Performers dance in the rain during the opening ceremony of the 2014 Nanjing Youth Olympic Games in Nanjing, Jiangsu province August 16, 2014. Photo by Aly Song, Reuters.
NANJING – As action in the second Youth Olympic Games heats up Sunday, the Philippines pins its hopes on a pair of 16-year-old girls who may be too young to feel the pressure.
The other members of the Philippine team had left their quarters for Saturday evening’s opening ceremony, and Vicky Deldio of triathlon and Roxanne Yu of swimming, had to stay behind.
Deldio is scheduled to see action at 9 a.m. at the Xuanwu Lake triathlon venue Sunday while Yu will be at the Olympic Sports Center for the 10 a.m. qualifying heats in the 100-m backstroke.
As much as they wanted to witness and be part of the dazzling opening parade for the 3,600 athletes vying for the 222 gold medals in 28 sports, they had no choice.
“For us it’s one thing to look forward to but it’s alright. It was best for us to skip the parade,” said Yu, a fourth-year high school student at the British International School in Phuket.
Together, Yu and Deldio will try to break the ice for the Philippines in this huge gathering of the finest young athletes from all over the world.
Ava Loreign Verdeflor of artistic gymnastics will see action in the quarterfinals Monday while Zion Rose Nelson will be in the 400-m heats of track and field on Wednesday.
Celdon Jude Arellano will try to find his mark in the men’s air rifle also on Wednesday while Pinoy archers Bianca Roxas-Chua Gotuaco and Luis Gabriel Moreno, will see action Friday.
It’s no easy task for any of these athletes, all young and yet so eager to represent the Philippines, and hope to win the country’s first medal in the YOG.
In 2010, for the first YOG edition in Singapore, the Philippines fielded nine athletes in five sports, and they came home with no medal to show.
This year’s batch of athletes have trained hard and worked hard just to get here.
They’re trying hard to ignore the pressure.
“Of course I can feel the pressure but you try not to dwell on it,” said Deldio inside the Philippine quarters.
“But I’d rather feel it than be over-confident.
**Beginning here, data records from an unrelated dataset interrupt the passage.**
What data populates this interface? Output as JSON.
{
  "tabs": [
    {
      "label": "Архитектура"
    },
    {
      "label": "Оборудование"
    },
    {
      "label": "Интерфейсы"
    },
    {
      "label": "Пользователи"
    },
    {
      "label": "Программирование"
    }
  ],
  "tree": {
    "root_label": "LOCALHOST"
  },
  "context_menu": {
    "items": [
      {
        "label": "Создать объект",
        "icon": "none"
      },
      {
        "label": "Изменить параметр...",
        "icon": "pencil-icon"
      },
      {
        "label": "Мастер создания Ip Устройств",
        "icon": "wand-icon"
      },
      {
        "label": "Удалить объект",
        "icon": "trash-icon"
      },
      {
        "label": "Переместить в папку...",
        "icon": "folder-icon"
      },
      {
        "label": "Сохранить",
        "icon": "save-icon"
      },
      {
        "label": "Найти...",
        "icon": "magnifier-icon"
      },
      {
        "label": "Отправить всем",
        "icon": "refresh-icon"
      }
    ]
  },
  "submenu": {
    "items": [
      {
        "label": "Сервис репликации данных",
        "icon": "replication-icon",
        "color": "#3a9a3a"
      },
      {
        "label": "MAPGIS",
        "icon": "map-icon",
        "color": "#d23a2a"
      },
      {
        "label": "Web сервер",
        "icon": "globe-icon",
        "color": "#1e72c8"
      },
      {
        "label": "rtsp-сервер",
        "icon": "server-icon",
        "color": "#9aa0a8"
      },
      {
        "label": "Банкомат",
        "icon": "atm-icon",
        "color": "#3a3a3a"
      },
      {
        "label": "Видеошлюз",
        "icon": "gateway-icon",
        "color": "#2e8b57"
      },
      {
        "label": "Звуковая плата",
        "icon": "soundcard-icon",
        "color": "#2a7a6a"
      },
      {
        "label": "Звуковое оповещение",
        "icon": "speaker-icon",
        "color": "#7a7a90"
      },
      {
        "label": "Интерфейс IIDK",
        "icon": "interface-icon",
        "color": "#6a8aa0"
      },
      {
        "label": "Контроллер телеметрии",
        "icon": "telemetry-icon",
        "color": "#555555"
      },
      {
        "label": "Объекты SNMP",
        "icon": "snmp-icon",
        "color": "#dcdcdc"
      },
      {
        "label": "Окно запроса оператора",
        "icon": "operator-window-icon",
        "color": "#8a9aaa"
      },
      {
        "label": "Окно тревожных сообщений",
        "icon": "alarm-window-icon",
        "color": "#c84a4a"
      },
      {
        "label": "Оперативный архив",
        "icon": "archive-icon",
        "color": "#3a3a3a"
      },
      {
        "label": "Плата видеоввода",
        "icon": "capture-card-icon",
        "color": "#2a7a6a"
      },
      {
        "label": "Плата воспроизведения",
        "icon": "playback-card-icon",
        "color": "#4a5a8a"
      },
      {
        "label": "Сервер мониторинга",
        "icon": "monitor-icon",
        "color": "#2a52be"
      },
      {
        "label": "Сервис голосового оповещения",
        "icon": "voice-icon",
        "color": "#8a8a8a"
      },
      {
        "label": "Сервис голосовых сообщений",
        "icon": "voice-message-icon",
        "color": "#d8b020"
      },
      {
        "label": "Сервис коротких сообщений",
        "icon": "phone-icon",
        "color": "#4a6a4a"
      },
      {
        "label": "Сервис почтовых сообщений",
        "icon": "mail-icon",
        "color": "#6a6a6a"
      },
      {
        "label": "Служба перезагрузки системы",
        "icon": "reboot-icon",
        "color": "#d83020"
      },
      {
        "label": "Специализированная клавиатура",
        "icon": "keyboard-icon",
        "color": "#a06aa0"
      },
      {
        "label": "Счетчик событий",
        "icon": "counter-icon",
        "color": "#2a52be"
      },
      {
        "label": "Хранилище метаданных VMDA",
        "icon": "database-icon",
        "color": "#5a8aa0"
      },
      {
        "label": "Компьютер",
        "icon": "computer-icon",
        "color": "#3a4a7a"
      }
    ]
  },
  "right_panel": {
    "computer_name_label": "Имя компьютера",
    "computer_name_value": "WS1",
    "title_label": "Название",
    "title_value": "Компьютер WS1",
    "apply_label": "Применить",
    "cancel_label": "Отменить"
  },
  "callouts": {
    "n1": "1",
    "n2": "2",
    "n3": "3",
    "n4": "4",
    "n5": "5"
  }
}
It’s only normal to feel the pressure in this level of competition,” said the young triathlete from Subic, now a freshman college student at University of the Philippines.
Deldio, who’d been to triathlon camps in China, Korea and Portugal last year, said she knows some of her fellow competitors here.
“The Asian competitors I’ve seen them in the camps. But for those from the other continents, I just browse their names on the Internet and look at their times,” she said.
Deldio knows that nothing will come easy here.
“This is the Youth Olympics,” she said.
Yu, in her first year of scholarship at the British IS in Phuket, doesn’t have any expectations other than giving her best in the pool.
“I worked hard and waited long to qualify to this Youth Olympics and now I’m here to compete,” said Yu, who was out training the past two days here under his Australian high-performance swim coach Simon Jones.
“She’s been swimming really well lately and she’s just getting stronger,” said Jones of Yu, who will also vie in the 200-m backstroke on Tuesday.
Yu said she will race her own race.
“I just want to my best here and make the most out of this experience. I don’t want to pressure myself too much,” she said.
It’s too early for these athletes to feel the pressure.